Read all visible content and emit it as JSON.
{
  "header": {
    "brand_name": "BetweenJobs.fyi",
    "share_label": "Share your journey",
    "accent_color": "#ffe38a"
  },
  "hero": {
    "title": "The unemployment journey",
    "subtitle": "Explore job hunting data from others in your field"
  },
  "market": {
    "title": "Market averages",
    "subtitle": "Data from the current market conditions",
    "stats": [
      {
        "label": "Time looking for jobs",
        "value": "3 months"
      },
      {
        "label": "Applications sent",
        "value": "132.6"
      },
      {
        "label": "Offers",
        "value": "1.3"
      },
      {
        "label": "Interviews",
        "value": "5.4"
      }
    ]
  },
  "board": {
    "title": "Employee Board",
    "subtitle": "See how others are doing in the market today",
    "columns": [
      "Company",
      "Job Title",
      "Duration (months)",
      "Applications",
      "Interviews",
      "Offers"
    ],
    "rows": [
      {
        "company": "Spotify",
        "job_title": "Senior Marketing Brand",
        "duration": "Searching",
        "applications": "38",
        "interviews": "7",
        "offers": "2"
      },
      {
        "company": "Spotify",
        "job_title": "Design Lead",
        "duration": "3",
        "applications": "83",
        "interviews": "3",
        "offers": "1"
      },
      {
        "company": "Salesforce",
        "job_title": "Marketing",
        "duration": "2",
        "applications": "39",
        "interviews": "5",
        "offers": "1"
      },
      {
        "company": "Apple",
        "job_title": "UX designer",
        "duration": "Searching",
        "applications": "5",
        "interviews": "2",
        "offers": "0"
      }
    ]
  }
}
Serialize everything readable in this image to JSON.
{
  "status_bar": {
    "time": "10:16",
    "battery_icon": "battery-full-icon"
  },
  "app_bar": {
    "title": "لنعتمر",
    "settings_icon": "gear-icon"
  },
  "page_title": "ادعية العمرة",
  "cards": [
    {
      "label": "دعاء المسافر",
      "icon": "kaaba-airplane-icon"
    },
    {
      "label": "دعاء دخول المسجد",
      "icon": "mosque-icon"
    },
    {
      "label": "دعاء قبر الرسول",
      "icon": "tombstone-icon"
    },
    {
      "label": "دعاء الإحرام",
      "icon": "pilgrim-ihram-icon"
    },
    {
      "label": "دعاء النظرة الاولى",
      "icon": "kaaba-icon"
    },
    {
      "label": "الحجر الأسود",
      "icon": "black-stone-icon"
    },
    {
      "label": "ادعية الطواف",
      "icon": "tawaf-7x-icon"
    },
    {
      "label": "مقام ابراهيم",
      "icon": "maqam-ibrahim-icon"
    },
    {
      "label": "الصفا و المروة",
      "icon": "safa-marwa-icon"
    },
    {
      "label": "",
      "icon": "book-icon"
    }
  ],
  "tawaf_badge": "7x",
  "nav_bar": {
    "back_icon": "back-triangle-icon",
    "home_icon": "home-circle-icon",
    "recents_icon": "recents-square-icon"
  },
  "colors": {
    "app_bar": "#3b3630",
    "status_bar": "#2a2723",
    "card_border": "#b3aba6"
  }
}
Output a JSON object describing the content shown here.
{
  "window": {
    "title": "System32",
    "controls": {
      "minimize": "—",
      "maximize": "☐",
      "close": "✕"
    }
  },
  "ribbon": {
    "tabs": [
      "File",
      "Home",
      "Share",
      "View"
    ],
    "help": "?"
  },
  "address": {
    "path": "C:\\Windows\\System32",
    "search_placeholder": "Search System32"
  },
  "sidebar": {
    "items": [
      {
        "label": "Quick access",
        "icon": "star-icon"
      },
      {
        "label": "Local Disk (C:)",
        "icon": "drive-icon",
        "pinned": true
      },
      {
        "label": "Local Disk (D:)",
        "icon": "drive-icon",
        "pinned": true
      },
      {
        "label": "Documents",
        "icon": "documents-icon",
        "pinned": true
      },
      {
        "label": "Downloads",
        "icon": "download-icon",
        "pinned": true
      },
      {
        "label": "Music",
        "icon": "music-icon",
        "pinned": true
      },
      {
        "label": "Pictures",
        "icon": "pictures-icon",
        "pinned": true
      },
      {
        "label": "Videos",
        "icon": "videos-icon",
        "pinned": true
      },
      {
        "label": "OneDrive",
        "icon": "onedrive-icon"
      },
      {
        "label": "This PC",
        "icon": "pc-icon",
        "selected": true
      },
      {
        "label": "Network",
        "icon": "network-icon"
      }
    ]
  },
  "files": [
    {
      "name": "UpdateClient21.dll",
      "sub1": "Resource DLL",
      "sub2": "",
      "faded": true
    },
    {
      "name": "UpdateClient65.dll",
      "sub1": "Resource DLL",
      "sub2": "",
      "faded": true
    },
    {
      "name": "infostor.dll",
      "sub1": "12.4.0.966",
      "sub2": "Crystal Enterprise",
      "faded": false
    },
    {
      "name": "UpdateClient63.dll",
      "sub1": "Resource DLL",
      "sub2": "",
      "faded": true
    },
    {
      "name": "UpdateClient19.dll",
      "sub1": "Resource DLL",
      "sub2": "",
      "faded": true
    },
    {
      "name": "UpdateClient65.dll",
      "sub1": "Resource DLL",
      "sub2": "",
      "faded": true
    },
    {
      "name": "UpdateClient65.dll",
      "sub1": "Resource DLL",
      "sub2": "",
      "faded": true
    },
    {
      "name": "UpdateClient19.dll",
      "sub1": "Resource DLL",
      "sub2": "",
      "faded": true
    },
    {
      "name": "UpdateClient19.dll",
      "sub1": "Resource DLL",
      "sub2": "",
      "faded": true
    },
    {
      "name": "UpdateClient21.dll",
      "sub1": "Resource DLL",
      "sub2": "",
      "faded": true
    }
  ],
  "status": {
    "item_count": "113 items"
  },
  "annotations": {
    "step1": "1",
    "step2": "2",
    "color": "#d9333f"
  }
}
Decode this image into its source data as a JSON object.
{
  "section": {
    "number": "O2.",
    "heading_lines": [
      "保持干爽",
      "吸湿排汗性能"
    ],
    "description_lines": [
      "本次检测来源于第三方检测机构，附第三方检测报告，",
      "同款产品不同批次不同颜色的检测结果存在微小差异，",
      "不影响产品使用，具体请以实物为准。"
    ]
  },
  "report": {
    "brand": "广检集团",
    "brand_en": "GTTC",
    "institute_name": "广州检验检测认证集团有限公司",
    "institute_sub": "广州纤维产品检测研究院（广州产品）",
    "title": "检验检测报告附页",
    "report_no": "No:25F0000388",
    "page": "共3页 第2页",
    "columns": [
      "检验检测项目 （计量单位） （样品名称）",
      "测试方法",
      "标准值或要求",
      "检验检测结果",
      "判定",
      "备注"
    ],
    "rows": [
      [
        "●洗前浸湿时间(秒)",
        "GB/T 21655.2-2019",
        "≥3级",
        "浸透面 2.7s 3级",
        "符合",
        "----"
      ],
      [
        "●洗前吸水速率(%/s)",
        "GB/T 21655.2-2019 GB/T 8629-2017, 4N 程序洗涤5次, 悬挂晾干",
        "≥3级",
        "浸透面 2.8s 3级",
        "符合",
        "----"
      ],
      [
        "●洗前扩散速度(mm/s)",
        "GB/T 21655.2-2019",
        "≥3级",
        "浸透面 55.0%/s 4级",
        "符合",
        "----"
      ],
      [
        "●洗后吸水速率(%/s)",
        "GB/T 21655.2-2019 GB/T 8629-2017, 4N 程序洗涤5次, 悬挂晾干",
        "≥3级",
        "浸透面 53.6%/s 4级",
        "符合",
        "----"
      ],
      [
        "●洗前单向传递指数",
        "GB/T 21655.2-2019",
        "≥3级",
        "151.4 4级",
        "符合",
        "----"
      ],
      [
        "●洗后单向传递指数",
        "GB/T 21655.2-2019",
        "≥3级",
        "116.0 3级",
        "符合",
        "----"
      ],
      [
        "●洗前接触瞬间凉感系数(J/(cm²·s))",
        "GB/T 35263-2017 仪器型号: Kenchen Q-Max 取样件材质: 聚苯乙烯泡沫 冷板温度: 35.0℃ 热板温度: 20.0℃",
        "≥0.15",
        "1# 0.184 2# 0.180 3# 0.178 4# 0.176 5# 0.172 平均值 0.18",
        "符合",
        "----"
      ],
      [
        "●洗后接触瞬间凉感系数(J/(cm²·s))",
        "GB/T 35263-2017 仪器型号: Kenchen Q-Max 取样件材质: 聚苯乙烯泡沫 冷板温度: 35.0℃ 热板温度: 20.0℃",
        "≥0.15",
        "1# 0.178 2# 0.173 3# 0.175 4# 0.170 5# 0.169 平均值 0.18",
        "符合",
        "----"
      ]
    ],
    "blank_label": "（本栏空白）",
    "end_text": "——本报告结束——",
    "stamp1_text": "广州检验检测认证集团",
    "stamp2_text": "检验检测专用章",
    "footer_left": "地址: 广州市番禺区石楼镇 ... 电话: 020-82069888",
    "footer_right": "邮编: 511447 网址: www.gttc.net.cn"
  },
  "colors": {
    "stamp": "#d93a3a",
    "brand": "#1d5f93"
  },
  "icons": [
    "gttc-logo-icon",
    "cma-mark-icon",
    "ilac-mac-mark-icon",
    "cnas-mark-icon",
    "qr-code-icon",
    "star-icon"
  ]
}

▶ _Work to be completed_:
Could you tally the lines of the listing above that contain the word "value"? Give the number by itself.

▶ _Task output_:
4